One of the simplest, most accessible and widespread (consciously or unconsciously) mindfulness practices is forest bathing. Where does it come from?
The term emerged in the 80s in Japan as a physiological and psychological exercise that consisted of immersing yourself in the forest to mindfully connect with it. This activity had a dual purpose. On the one hand, to offer a natural antidote to the exhaustion suffered by the population, and on the other hand, to bring the country's forests closer to its inhabitants so that they could appreciate and protect them. In fact, the original name in Japanese is “shinrin-yoku”, which literally means "absorbing the atmosphere of the forest".
You may have walked in the forest thousands of times and know it inside out, but not really experienced forest bathing. What does it consist of?
The key to this activity lies in how you approach the forest and not so much where or how often you do it. Forest bathing is an invitation to immerse yourself in its depth with all your senses awake. The goal is to consciously and intentionally connect with the life around you.
This practice can be done intuitively on your own, but if you want to explore its full potential, we recommend doing it with certified guides. Through simple exercises and invitations, such as paying attention when walking, tuning your ears or interacting with the plants around you, these guides help you awaken your senses, fine-tune them and feel the heartbeat of the forest.
Those who experience it usually point to several benefits and surprises:
1. Emotional connection with the forest: Seeing and feeling it for the first time.
We rarely immerse ourselves in the forest with full attention and the intention of connecting with it. This causes that when we intentionally do it, every tiny detail supposes a discovery for us at a visual, auditory and tactile level. You may have walked through forests every day of your life, but how many times have you stopped to observe every detail and let yourself be carried away by it? Those who experience forest bathing affirm that it is as if they had seen and felt the forest for the first time.
Another aspect that they point out is that they feel that they develop an emotional union with the forest. Throughout the activity you create a connection with it thanks to the attention you pay to everything you find. This attention triggers a series of feelings of admiration and connection with the forest, forming an emotional bond with it that makes you appreciate the richness of life that exists within it and within you.
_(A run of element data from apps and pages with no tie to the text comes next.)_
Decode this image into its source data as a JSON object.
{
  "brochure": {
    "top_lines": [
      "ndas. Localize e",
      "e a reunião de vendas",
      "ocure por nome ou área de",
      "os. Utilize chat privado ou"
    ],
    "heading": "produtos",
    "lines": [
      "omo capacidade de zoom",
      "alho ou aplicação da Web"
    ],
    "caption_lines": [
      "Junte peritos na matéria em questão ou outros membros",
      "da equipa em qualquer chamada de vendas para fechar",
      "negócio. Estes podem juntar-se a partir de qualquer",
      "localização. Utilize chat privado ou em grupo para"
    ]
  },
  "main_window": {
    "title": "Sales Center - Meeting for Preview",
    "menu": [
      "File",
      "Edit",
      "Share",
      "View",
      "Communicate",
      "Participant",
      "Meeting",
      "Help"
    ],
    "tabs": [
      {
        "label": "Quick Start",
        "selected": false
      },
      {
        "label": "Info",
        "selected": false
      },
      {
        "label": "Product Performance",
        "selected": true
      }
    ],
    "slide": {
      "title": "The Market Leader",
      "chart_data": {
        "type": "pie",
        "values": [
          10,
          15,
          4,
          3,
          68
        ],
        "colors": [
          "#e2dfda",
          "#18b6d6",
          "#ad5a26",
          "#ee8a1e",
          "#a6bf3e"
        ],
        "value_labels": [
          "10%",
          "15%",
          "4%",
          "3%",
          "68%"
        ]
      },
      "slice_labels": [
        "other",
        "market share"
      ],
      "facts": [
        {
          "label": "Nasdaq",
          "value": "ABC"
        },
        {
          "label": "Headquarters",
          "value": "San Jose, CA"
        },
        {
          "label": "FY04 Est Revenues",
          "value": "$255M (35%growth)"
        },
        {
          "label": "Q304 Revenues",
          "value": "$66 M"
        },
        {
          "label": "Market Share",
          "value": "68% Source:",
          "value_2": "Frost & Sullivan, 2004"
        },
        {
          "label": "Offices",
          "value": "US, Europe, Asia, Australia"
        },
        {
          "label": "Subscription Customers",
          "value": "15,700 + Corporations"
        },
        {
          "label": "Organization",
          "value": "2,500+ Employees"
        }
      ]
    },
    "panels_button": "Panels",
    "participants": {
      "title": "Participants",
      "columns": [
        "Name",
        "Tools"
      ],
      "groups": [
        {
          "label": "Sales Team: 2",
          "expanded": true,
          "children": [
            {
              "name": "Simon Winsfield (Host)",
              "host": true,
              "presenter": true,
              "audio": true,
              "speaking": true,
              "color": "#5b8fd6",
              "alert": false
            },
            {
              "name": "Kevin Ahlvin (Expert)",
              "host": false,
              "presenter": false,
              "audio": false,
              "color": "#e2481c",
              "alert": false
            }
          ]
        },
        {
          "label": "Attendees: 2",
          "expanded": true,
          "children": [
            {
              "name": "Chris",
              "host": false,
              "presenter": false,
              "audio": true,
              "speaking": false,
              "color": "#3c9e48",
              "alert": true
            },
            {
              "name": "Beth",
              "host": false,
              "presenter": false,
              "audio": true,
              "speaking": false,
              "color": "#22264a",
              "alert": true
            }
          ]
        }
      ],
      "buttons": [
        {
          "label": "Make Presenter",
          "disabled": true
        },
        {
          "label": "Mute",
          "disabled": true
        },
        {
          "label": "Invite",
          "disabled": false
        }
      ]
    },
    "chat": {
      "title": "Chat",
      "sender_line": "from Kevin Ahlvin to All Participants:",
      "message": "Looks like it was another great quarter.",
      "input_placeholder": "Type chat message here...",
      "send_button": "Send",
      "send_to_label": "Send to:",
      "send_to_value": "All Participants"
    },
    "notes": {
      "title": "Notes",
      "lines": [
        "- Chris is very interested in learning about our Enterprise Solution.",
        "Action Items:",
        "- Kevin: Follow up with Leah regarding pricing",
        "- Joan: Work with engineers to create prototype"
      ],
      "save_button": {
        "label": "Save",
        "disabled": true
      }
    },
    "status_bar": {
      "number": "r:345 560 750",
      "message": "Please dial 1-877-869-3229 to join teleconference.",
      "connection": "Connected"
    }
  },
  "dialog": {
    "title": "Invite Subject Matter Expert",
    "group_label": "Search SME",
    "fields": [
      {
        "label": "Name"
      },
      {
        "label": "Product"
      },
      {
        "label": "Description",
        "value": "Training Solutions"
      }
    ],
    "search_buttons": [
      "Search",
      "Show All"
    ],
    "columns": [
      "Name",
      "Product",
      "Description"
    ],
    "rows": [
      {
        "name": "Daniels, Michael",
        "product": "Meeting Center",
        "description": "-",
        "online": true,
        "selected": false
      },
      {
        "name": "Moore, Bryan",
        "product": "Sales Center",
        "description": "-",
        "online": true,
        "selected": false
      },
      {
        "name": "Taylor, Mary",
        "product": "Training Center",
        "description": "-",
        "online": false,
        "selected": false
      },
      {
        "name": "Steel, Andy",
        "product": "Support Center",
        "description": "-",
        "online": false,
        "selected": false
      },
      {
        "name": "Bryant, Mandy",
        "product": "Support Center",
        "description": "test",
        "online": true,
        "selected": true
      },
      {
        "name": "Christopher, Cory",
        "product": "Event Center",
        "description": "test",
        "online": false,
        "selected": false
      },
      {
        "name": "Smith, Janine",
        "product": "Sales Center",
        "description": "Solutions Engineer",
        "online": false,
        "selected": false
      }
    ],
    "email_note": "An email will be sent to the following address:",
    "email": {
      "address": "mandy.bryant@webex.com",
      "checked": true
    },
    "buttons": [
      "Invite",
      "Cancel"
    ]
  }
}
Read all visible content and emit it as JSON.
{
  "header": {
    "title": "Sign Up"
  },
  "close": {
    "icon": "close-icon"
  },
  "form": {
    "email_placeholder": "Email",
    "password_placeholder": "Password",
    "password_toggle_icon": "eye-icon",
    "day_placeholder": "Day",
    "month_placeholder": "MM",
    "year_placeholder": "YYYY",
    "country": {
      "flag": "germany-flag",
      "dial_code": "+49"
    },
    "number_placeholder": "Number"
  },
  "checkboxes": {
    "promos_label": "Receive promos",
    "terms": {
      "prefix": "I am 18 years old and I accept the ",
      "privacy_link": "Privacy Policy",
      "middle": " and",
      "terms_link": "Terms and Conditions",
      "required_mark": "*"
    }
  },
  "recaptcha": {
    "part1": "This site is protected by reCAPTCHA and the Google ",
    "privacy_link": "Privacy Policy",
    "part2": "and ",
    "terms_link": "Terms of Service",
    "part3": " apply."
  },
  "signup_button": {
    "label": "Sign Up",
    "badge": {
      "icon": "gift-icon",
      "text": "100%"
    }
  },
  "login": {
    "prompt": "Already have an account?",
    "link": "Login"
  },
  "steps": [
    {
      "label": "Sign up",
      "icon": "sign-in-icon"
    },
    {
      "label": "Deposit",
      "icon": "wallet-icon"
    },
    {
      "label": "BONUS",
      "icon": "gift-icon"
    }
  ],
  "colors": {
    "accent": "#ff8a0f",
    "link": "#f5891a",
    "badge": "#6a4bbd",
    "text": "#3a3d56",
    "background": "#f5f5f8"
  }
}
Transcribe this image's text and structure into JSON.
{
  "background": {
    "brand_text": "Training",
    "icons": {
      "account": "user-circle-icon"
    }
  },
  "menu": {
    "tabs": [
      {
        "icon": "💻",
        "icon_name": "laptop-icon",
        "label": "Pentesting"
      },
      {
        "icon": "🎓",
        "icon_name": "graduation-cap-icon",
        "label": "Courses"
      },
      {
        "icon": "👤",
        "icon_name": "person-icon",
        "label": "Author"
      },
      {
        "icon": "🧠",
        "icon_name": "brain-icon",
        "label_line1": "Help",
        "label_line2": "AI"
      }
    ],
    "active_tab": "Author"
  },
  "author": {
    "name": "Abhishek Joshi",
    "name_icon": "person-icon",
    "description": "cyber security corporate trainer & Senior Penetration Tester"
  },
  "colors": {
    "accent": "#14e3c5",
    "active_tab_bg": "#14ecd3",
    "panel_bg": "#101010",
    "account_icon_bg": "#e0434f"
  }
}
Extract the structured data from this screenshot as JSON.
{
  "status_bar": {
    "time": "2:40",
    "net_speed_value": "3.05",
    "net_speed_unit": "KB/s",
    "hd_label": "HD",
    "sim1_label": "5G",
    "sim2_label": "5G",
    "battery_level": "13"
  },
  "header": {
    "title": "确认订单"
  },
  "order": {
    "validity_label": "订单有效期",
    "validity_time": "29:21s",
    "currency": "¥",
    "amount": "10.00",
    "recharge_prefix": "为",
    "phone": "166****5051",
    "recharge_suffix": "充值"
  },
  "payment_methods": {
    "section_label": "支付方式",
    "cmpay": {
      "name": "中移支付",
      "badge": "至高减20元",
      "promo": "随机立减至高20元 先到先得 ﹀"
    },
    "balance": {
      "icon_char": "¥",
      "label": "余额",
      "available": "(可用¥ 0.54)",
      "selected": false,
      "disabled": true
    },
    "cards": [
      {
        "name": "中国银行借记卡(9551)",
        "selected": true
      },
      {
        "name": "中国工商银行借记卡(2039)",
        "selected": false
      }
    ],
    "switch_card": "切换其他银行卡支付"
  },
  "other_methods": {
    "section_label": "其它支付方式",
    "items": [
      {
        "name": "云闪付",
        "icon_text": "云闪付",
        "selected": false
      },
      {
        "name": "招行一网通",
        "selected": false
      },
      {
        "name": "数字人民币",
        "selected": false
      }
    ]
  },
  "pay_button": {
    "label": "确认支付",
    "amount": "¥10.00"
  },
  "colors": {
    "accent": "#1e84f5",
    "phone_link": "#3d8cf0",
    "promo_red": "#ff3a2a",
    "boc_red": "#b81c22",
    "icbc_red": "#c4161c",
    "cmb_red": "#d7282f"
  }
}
2. Impact on your physical well-being
The effect of the sessions is usually immediate. As the practice progresses and you immerse yourself in the forest, you feel more relaxed with your body. In fact, scientific studies show how those who participate experience an improvement in the perception of their physical condition, showing a progressive and significant decrease in blood pressure and heart rate, feeling more vital and vigorous.
3. Impact on your emotional well-being
One of the most important effects of forest bathing takes place on our emotions. Experts have shown that this practice is capable of reducing anxiety, depression and anger among the people who participate. In fact, in Japan and other countries, forest bathing is prescribed as a therapy to calm our emotional state and find peace with oneself. We are witnesses of this in Rooral, since this is one of the favorite activities of the participants, who affirm that the practice leads them to perceive a sensation of deep tranquility and alignment.
4. Sleep more and better
Surprisingly one of the benefits is the improvement in sleep. A study by Japanese Dr. Li looked at whether forest bathing could improve sleep patterns among middle-aged workers in Tokyo who were sleep deficient. In the study he created two groups: one made up of workers who walked in the forest, and another who walked through the city. This study found that participants who walked through the woods were significantly less anxious, slept better, and slept longer than those who walked through the city. Interestingly, too, the researchers found that evening walks were even more beneficial than morning walks.
5. Impact on people with mental health problems
Studies carried out by AVIFES, an organization for the care and improvement of mental health, overwhelmingly show that people with mental illness who participate in forest baths feel a general improvement in their mood. In addition, slightly more than half usually find themselves with greater strength and energy after the sessions, feeling that the usual symptoms of reluctance and demotivation are reduced. Finally, it should be noted that practically the majority experience an improvement in their interpersonal relationships, enjoying the people they have around them more.
In a world where it is unfortunately more and more common to feel dazed, tired and unstable, nature reaffirms itself as the perfect ally to connect with our well-being.
Do you dare to experience it?